Caption: Frankel (GB) (Galileo (IRE)-Kind (IRE) by Danehill
Never as far as I can remember has the interest shown in Britain in a racehorse’s career continued over to its stallion career like that of the great Frankel. The son of Galileo was a truly magnificent spectacle to behold on the racetrack, striding out to win all 14 of his races, most with contemptuous ease. His running style left no hiding place, his power play usually beginning at the most inconvenient time for his opponents. Just as most were being saved for their own final effort, Frankel would put them to the sword by powering up for his home run much sooner than most racehorses wanted to or indeed were capable of. It was this sustained acceleration that marked the Juddmonte colt down as a supreme athlete and caught the public imagination.
And ever since he retired to stud, the racing and bloodstock press has been keeping a close eye on every aspect of his journey forward. His first foals born, his first to sell as weanlings and then as yearlings. All occasions provided plenty of comment and not all of it very positive. That said, from July onwards last year those who expressed some misgivings about his future as a stallion have gradually been persuaded that he’s poised for great things in his second career.
Six first-crop group winners will win any argument. No sire has managed that for a very long time in Europe and his ratio of black-type winners to runners, which stands at 14 per cent is also comfortably the best for the past 25 years.
One of the most fascinating aspects of the 2017 season will be how his two-year-olds progress and indeed just how good his so far unraced stock will perform. What does the great Frankel need to achieve with his first three-year-olds to remain on top? What are the benchmarks? Much will depend on both the aptitude and temperament of his stock. If, like their sire, they have a bit of fire about them, it may prevent some of them from competing at up to a mile-and-a-half. If, on the other hand, they follow the Galileo lead and just improve with age and distance, then he will clearly be an outstanding sire. After all, Galileo only sired one black-type winners among his first set of European two-year-olds and look what happened to him!
The best score for number of black-type winners and Group winners after two years is held by Dubawi, who sired 18 black-type winners and 11 Group winners. Frankel is currently on six Stakes winners and six Group winners. Frankel’s sire Galileo had nine black-type winners and eight Group winners by the same stage of his career. In terms of percentage of black-type winners to runners, Dubawi has also done best among British and Irish stallions with 11 per cent. This will be a tough mark for any stallion to overcome. Given that his stock will not yet have raced at four and above, a score of 10 per cent or higher is extremely good in the modern era where large foal crops predominate. Of course, Frankel is already scoring at a rate of 14%, but there are bound to be many lesser lights among his stock yet to emerge, so he’ll do well to hang on to his current ratio. In terms of Timeform ratings, his top ten horses will need to be posting an average rating of 118, which is what Montjeu had achieved at the same stage. The best ten by Dubawi and Galileo recorded an average of 117 after year two. That’s the numbers. More than anything else, Frankel will have to deliver one or two stars of the turf season. There is nothing like a championship horse to convince breeders of a stallion’s worth.

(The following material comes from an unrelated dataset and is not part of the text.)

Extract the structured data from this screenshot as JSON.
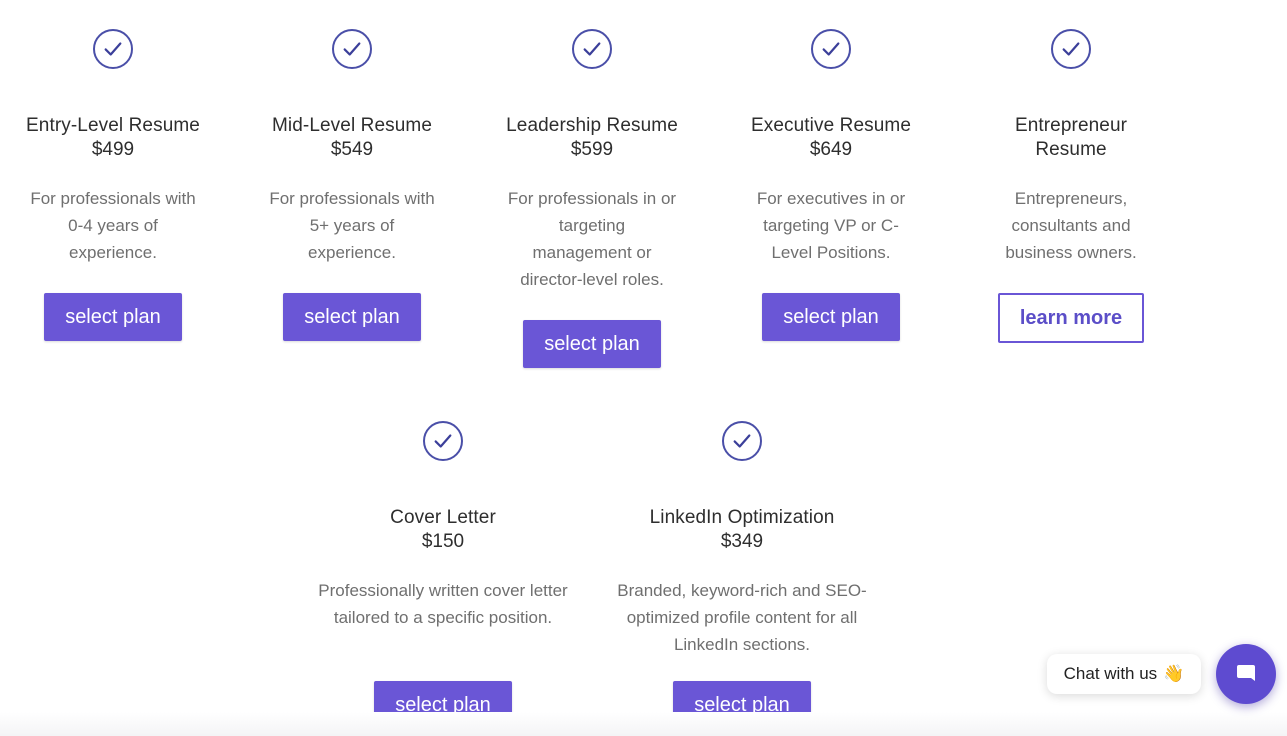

If Frankel does indeed progress along the lines discussed, he’ll be a worthy heir to the great Galileo, who has had a chequered career so far as a sire of sires. Both Teofilo, who is maintaining that elusive 10 per cent black-type winners to runners strike rate, and New Approach have enjoyed great success so far, while waiting in the wings are the likes of Australia, Gleneagles and The Gurkha. The next seven months will in all probability seal Frankel’s fate.
Published: February 2017